How Can I Spot a Holiday Loan Online

April 25, 2020

Holiday loans can be well understood as short-term personal loans which are appraisal free. Implying that you are at liberty to pay for your holiday expenses such as food, hotel, shopping, etc. you should, however, watch out on the cap, it is easy to forget you are spending from a credit safe. Lenders may apply a high annual percentage rate on your loan so that the holiday would have passed months back, but you are still grappling with loan repayment.

Holiday loan lenders do not ask for appraisals or a perfect credit score. Their qualification criterion is somewhat different from conventional loans. The terms of the loans equally differ, compared to other lenders, holiday financiers charge higher interests. These extra fees are to cover for the risk they take on a borrower without a good score and without raising the loan security.

Sources of Holiday Money

Personal loans

Personal loans could serve as a good source of holiday financing. You can borrow money online or go the long conventional paperwork way. However, most lenders apply a cap to a minimum amount you are supposed to borrow, say $1,000, implying that you may be required to apply for more money than you really need.

Short-term loans

These kinds of loans can be used for financial emergencies, especially those involving little amounts of money, which is not available on the credit cards. Such loans are, however, are dangerous to take without a plan to repay since their maturity periods are just 3 – 4 weeks. Your bills will have these debts in them and are likely to come even before you finish the festivities. You should, therefore, put an eye on the fees and charges as well as the loan term.

Credit cards

Credit cards are fantastic for meeting holiday expenses. However, they can be really costly if you do not pay up the monthly installments. The interest keeps adding up, and the amount will then be compounded, including the accumulated rates.


By saving up for your holiday, you are forfeiting payment of all charges and fees which a loan comes with, as well as the interest incurred. Doing your budget earlier and focus on saving up for your holiday may help avoid incurring debts during the holidays.

Short-term loans

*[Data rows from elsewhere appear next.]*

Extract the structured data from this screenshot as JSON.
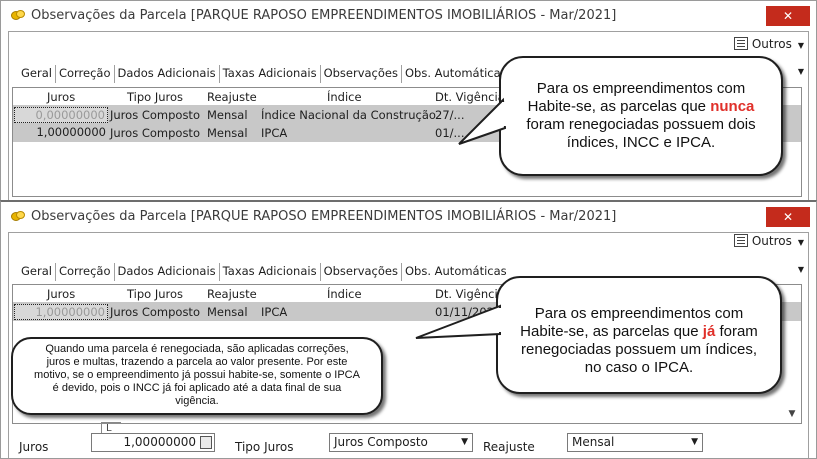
{
  "window1": {
    "title": "Observações da Parcela [PARQUE RAPOSO EMPREENDIMENTOS IMOBILIÁRIOS - Mar/2021]",
    "close_label": "✕",
    "outros_label": "Outros",
    "tabs": [
      "Geral",
      "Correção",
      "Dados Adicionais",
      "Taxas Adicionais",
      "Observações",
      "Obs. Automáticas"
    ],
    "active_tab": "Correção",
    "columns": [
      "Juros",
      "Tipo Juros",
      "Reajuste",
      "Índice",
      "Dt. Vigência"
    ],
    "rows": [
      {
        "juros": "0,00000000",
        "tipo_juros": "Juros Composto",
        "reajuste": "Mensal",
        "indice": "Índice Nacional da Construção",
        "vigencia": "27/..."
      },
      {
        "juros": "1,00000000",
        "tipo_juros": "Juros Composto",
        "reajuste": "Mensal",
        "indice": "IPCA",
        "vigencia": "01/..."
      }
    ]
  },
  "window2": {
    "title": "Observações da Parcela [PARQUE RAPOSO EMPREENDIMENTOS IMOBILIÁRIOS - Mar/2021]",
    "close_label": "✕",
    "outros_label": "Outros",
    "tabs": [
      "Geral",
      "Correção",
      "Dados Adicionais",
      "Taxas Adicionais",
      "Observações",
      "Obs. Automáticas"
    ],
    "active_tab": "Correção",
    "columns": [
      "Juros",
      "Tipo Juros",
      "Reajuste",
      "Índice",
      "Dt. Vigência"
    ],
    "rows": [
      {
        "juros": "1,00000000",
        "tipo_juros": "Juros Composto",
        "reajuste": "Mensal",
        "indice": "IPCA",
        "vigencia": "01/11/2020"
      }
    ],
    "form": {
      "juros_label": "Juros",
      "juros_value": "1,00000000",
      "tipo_juros_label": "Tipo Juros",
      "tipo_juros_value": "Juros Composto",
      "reajuste_label": "Reajuste",
      "reajuste_value": "Mensal"
    },
    "small_label": "L"
  },
  "bubbles": {
    "top": {
      "pre": "Para os empreendimentos com Habite-se, as parcelas que ",
      "highlight": "nunca",
      "post": " foram renegociadas possuem dois índices, INCC e IPCA."
    },
    "mid": {
      "pre": "Para os empreendimentos com Habite-se, as parcelas que ",
      "highlight": "já",
      "post": " foram renegociadas possuem um índices, no caso o IPCA."
    },
    "left": {
      "text": "Quando uma parcela é renegociada, são aplicadas correções, juros e multas, trazendo a parcela ao valor presente. Por este motivo, se o empreendimento já possui habite-se, somente o IPCA é devido, pois o INCC já foi aplicado até a data final de sua vigência."
    }
  },
  "colors": {
    "highlight": "#e0302a",
    "close_button": "#c42b1c",
    "selected_row": "#c8c8c8"
  }
}
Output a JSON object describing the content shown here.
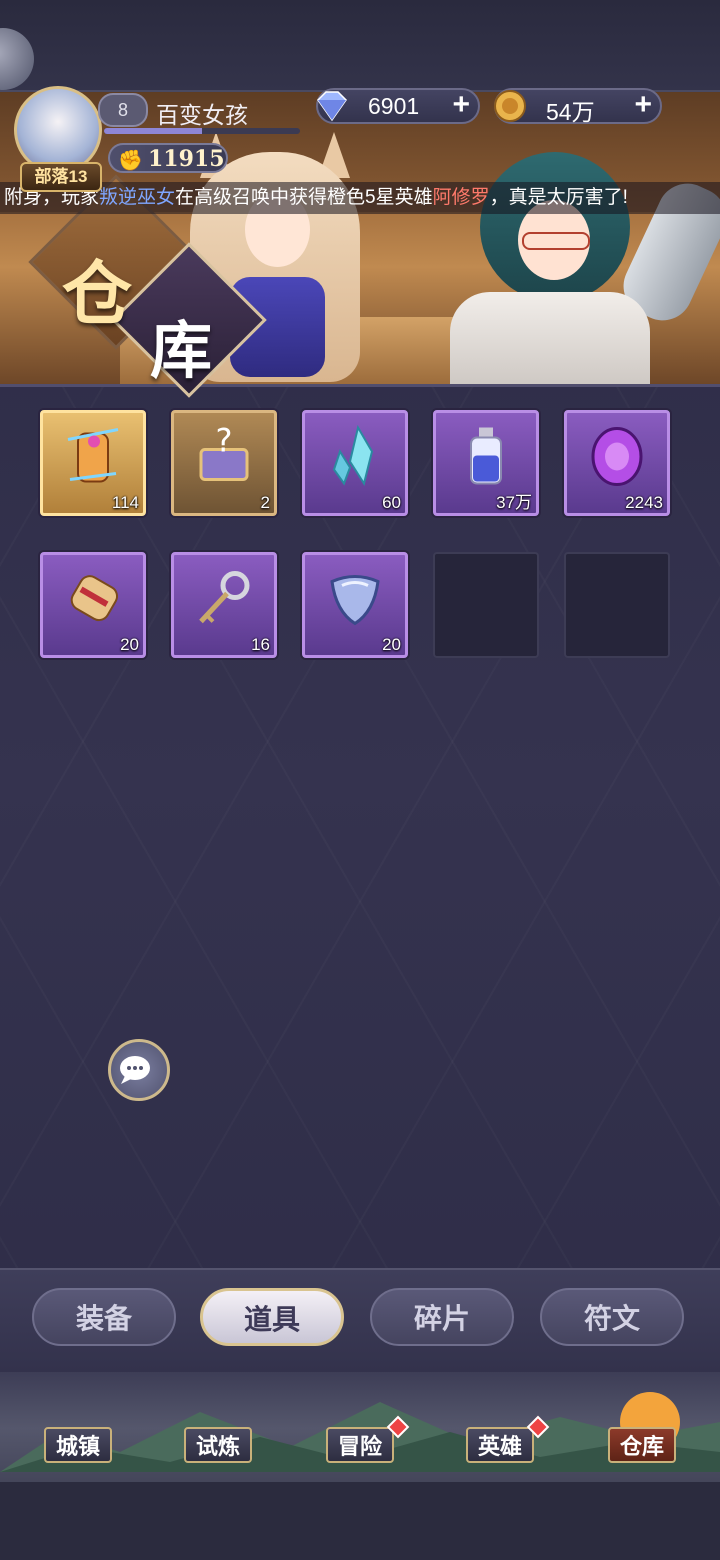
{
  "header": {
    "level": "8",
    "player_name": "百变女孩",
    "tribe_label": "部落13",
    "xp_fraction": 0.5,
    "power": "11915",
    "gems": "6901",
    "gold": "54万",
    "gems_plus": "+",
    "gold_plus": "+"
  },
  "banner": {
    "title_char_1": "仓",
    "title_char_2": "库",
    "marquee": {
      "prefix": "附身，玩家",
      "player": "叛逆巫女",
      "middle": "在高级召唤中获得橙色5星英雄",
      "hero": "阿修罗",
      "suffix": "，真是太厉害了!"
    }
  },
  "items": [
    {
      "name": "summon-scroll-legendary",
      "count": "114",
      "frame": "gold"
    },
    {
      "name": "mystery-chest",
      "count": "2",
      "frame": "gold2"
    },
    {
      "name": "crystal-shards",
      "count": "60",
      "frame": "purple"
    },
    {
      "name": "exp-potion",
      "count": "37万",
      "frame": "purple"
    },
    {
      "name": "purple-gem",
      "count": "2243",
      "frame": "purple"
    },
    {
      "name": "summon-scroll-common",
      "count": "20",
      "frame": "purple"
    },
    {
      "name": "key",
      "count": "16",
      "frame": "purple"
    },
    {
      "name": "shield-stone",
      "count": "20",
      "frame": "purple"
    },
    {
      "name": "empty-slot",
      "count": "",
      "frame": "empty"
    },
    {
      "name": "empty-slot",
      "count": "",
      "frame": "empty"
    }
  ],
  "tabs": [
    {
      "label": "装备",
      "active": false
    },
    {
      "label": "道具",
      "active": true
    },
    {
      "label": "碎片",
      "active": false
    },
    {
      "label": "符文",
      "active": false
    }
  ],
  "nav": [
    {
      "label": "城镇",
      "badge": false,
      "active": false
    },
    {
      "label": "试炼",
      "badge": false,
      "active": false
    },
    {
      "label": "冒险",
      "badge": true,
      "active": false
    },
    {
      "label": "英雄",
      "badge": true,
      "active": false
    },
    {
      "label": "仓库",
      "badge": false,
      "active": true
    }
  ],
  "colors": {
    "highlight_player": "#7fa6ff",
    "highlight_hero": "#ff7a6b",
    "badge": "#e44444"
  }
}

Short-term loans include auto logbook loans, installment loans, and payday loans. Such loans could quickly get you into a debt cycle where you will be paying one to completion and get another debt, or, you would be compelled to borrow to pay an almost maturing loan.

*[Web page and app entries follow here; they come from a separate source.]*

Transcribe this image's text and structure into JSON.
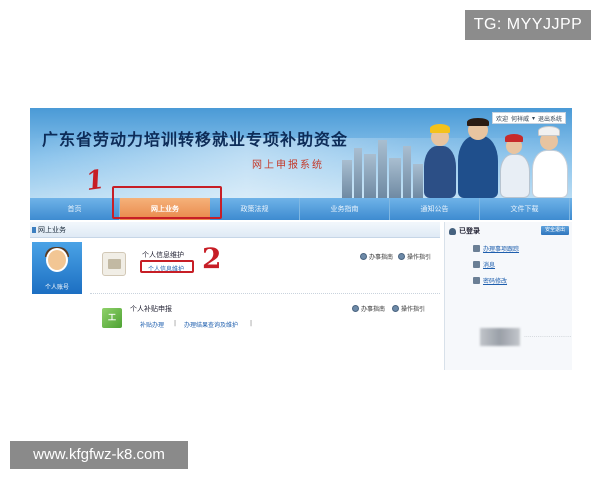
{
  "watermarks": {
    "top_right": "TG: MYYJJPP",
    "bottom_left": "www.kfgfwz-k8.com"
  },
  "banner": {
    "title": "广东省劳动力培训转移就业专项补助资金",
    "subtitle": "网上申报系统",
    "top_links": [
      "欢迎",
      "何祥威",
      "▾",
      "退出系统"
    ]
  },
  "nav": {
    "items": [
      {
        "label": "首页",
        "active": false
      },
      {
        "label": "网上业务",
        "active": true
      },
      {
        "label": "政策法规",
        "active": false
      },
      {
        "label": "业务指南",
        "active": false
      },
      {
        "label": "通知公告",
        "active": false
      },
      {
        "label": "文件下载",
        "active": false
      }
    ]
  },
  "annotations": {
    "mark1": "1",
    "mark2": "2",
    "color": "#c71e26"
  },
  "section": {
    "header": "网上业务",
    "avatar_label": "个人账号"
  },
  "blocks": {
    "personal_info": {
      "title": "个人信息维护",
      "link": "个人信息维护",
      "action1": "办事指南",
      "action2": "操作指引"
    },
    "subsidy": {
      "title": "个人补贴申报",
      "link1": "补贴办理",
      "sep": "|",
      "link2": "办理结果查询及维护",
      "sep2": "|",
      "action1": "办事指南",
      "action2": "操作指引"
    }
  },
  "right_panel": {
    "title": "已登录",
    "logout": "安全退出",
    "items": [
      "办理事项跟踪",
      "消息",
      "密码修改"
    ]
  },
  "blurred": {
    "text": "·····································"
  },
  "colors": {
    "nav_active": "#e9874a",
    "nav_bg": "#3e8bd0",
    "link": "#1f5fae"
  }
}
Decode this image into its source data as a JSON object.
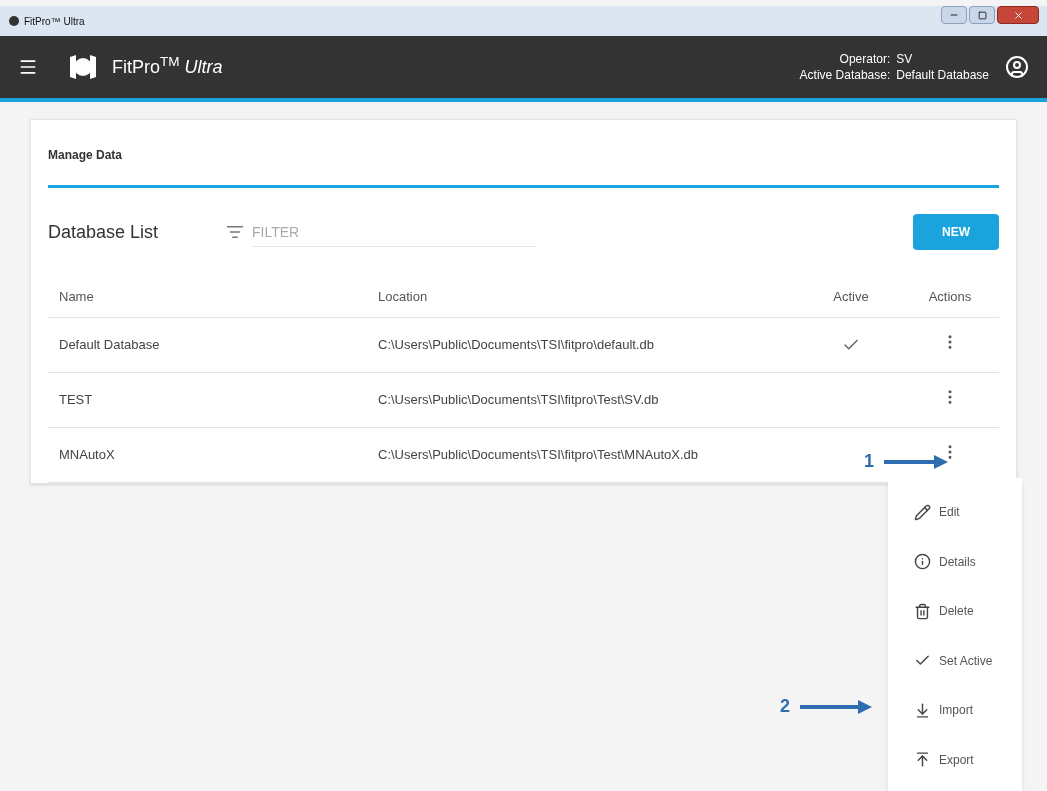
{
  "window": {
    "title": "FitPro™ Ultra"
  },
  "app_bar": {
    "brand": "FitPro$^{TM}$ *Ultra*",
    "operator_label": "Operator:",
    "operator": "SV",
    "database_label": "Active Database:",
    "database": "Default Database"
  },
  "tabs": [
    {
      "label": "Manage Data",
      "selected": true
    }
  ],
  "database_list": {
    "title": "Database List",
    "filter": {
      "placeholder": "FILTER"
    },
    "new_button": "NEW"
  },
  "table": {
    "columns": [
      "Name",
      "Location",
      "Active",
      "Actions"
    ],
    "rows": [
      {
        "name": "Default Database",
        "location": "C:\\Users\\Public\\Documents\\TSI\\fitpro\\default.db",
        "active": true
      },
      {
        "name": "TEST",
        "location": "C:\\Users\\Public\\Documents\\TSI\\fitpro\\Test\\SV.db",
        "active": false
      },
      {
        "name": "MNAutoX",
        "location": "C:\\Users\\Public\\Documents\\TSI\\fitpro\\Test\\MNAutoX.db",
        "active": false
      }
    ]
  },
  "actions_menu": {
    "items": [
      {
        "kind": "edit",
        "label": "Edit"
      },
      {
        "kind": "details",
        "label": "Details"
      },
      {
        "kind": "delete",
        "label": "Delete"
      },
      {
        "kind": "set_active",
        "label": "Set Active"
      },
      {
        "kind": "import",
        "label": "Import"
      },
      {
        "kind": "export",
        "label": "Export"
      }
    ]
  },
  "annotations": [
    {
      "label": "1"
    },
    {
      "label": "2"
    }
  ]
}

Saving for holidays

As earlier stated, saving for holidays is the best option for avoiding debts weighing down on you. Opting to borrow from a moneylender open on a Sunday should only be treated as a complement to the savings you put up. The following are some of the ways you can use to save for your holiday.

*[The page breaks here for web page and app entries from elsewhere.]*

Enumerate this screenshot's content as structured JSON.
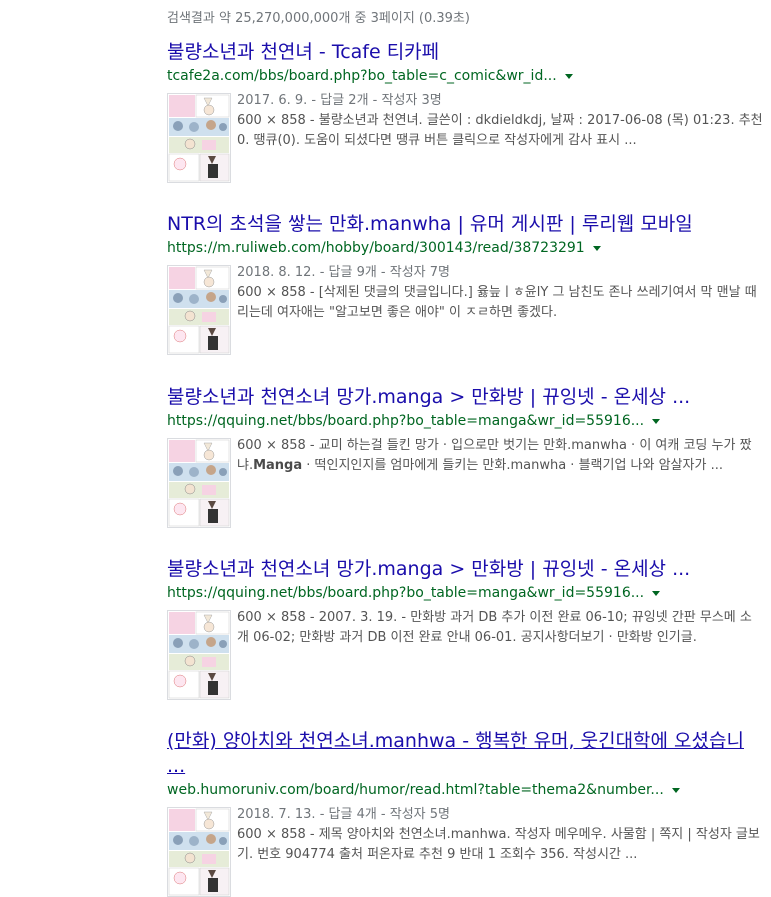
{
  "stats": "검색결과 약 25,270,000,000개 중 3페이지 (0.39초)",
  "results": [
    {
      "title": "불량소년과 천연녀 - Tcafe 티카페",
      "url": "tcafe2a.com/bbs/board.php?bo_table=c_comic&wr_id...",
      "meta": "2017. 6. 9. - 답글 2개 - 작성자 3명",
      "snippet_pre": "600 × 858 - 불량소년과 천연녀. 글쓴이 : dkdieldkdj, 날짜 : 2017-06-08 (목) 01:23. 추천0. 땡큐(0). 도움이 되셨다면 땡큐 버튼 클릭으로 작성자에게 감사 표시 ...",
      "snippet_bold": "",
      "snippet_post": ""
    },
    {
      "title": "NTR의 초석을 쌓는 만화.manwha | 유머 게시판 | 루리웹 모바일",
      "url": "https://m.ruliweb.com/hobby/board/300143/read/38723291",
      "meta": "2018. 8. 12. - 답글 9개 - 작성자 7명",
      "snippet_pre": "600 × 858 - [삭제된 댓글의 댓글입니다.] 윯늪ㅣㅎ윤lY 그 남친도 존나 쓰레기여서 막 맨날 때리는데 여자애는 \"알고보면 좋은 애야\" 이 ㅈㄹ하면 좋겠다.",
      "snippet_bold": "",
      "snippet_post": ""
    },
    {
      "title": "불량소년과 천연소녀 망가.manga > 만화방 | 뀨잉넷 - 온세상 ...",
      "url": "https://qquing.net/bbs/board.php?bo_table=manga&wr_id=55916...",
      "meta": "",
      "snippet_pre": "600 × 858 - 교미 하는걸 들킨 망가 · 입으로만 벗기는 만화.manwha · 이 여캐 코딩 누가 짰냐.",
      "snippet_bold": "Manga",
      "snippet_post": " · 떡인지인지를 엄마에게 들키는 만화.manwha · 블랙기업 나와 암살자가 ..."
    },
    {
      "title": "불량소년과 천연소녀 망가.manga > 만화방 | 뀨잉넷 - 온세상 ...",
      "url": "https://qquing.net/bbs/board.php?bo_table=manga&wr_id=55916...",
      "meta": "",
      "snippet_pre": "600 × 858 - 2007. 3. 19. - 만화방 과거 DB 추가 이전 완료 06-10; 뀨잉넷 간판 무스메 소개 06-02; 만화방 과거 DB 이전 완료 안내 06-01. 공지사항더보기 · 만화방 인기글.",
      "snippet_bold": "",
      "snippet_post": ""
    },
    {
      "title": "(만화) 양아치와 천연소녀.manhwa - 행복한 유머, 웃긴대학에 오셨습니 ...",
      "url": "web.humoruniv.com/board/humor/read.html?table=thema2&number...",
      "meta": "2018. 7. 13. - 답글 4개 - 작성자 5명",
      "snippet_pre": "600 × 858 - 제목 양아치와 천연소녀.manhwa. 작성자 메우메우. 사물함 | 쪽지 | 작성자 글보기. 번호 904774 출처 퍼온자료 추천 9 반대 1 조회수 356. 작성시간 ...",
      "snippet_bold": "",
      "snippet_post": ""
    }
  ],
  "colors": {
    "title": "#1a0dab",
    "url": "#006621",
    "snippet": "#545454",
    "meta": "#70757a"
  }
}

  1. Resize your budget. This includes analyzing your monthly annual budget and getting those items that you could do without. Trim all these items out and put the extra finances you recover to your holiday savings safe.
  2. Have your federal tax returns saved? Here, you will have to put away your tax refunds to prepare for the upcoming holidays.
  3. Do some side jobs. During the onset of the holidays, the service industry witnesses an influx of clients. Hence, they need an extra hand to handle the increased demand. Such temporary side jobs would give you that additional cash injection for your holidays.
  4. Rid of unnecessary items in your possession. If you have goods which you no longer use or need, consider disposing of them to raise some extra cash. Such goods may include additional Christmas tree, electronics, apparels, etc.

Considerations before you take out a holiday loan

  • Your repayment amount will depend heavily on the applicable interest rates. Good credit may land you a soft consideration. Meaning that a lower rate is likely to be imposed on your loan hence a lower amount repayable. On the other hand, lenders will try to mitigate a bad credit rating to fixing your rates highly. Therefore, you will end up with a very high amount of deductible.
  • Loan maturity. You should consider the time frame you are given before starting to pay up monthly deductions. Some lenders provide a grace period until when the introductory period elapses.
  • The period required to process. Depending on the urgency, consider reviewing the time required for the loan to be processed and approved. Some lenders would hasten the process while others take up to weeks processing.
  • Terms of the loan. It was earlier indicated that several holiday loans have a minimum amount that you can borrow. Therefore, if your preference is a small amount to complement your savings, then go for those loans which don’t have minimum requirement specifications. Terms of loan also contain your eligibility and payment terms etc. for you to be eligible, you must prove to have a stable income source, be a country’s citizens, and at least of legal age.
  • Before submitting your application, ensure you pay particular attention to the interest rates. Make a comparison with other lenders in the industry. Make sure that you have the best deal possible within those prevailing conditions. Do not rush to make an application and end stuck with the loan repayment 10 months after the holiday. Especially in this current digital age, you can easily apply for financing online. Within a few minutes, your application will have been processed and received feedback.

Holiday financing has grown into a very ambitious venture. Lenders and borrowers have equally exploited this field to points where every industry player has information on how this run. Therefore, spotting a holiday lender is easy and has been made convenient by the internet.  It is, however, imperative that you pay conscious not to be duped into the ever-increasing scams.

You are advised to use holiday loans to bridge the deficit in your savings and not the other way around. Only borrow when completely necessary. Otherwise, you can use your family, spouse, or friends to finance your holiday then pay later without interest.


Latest Leadership Articles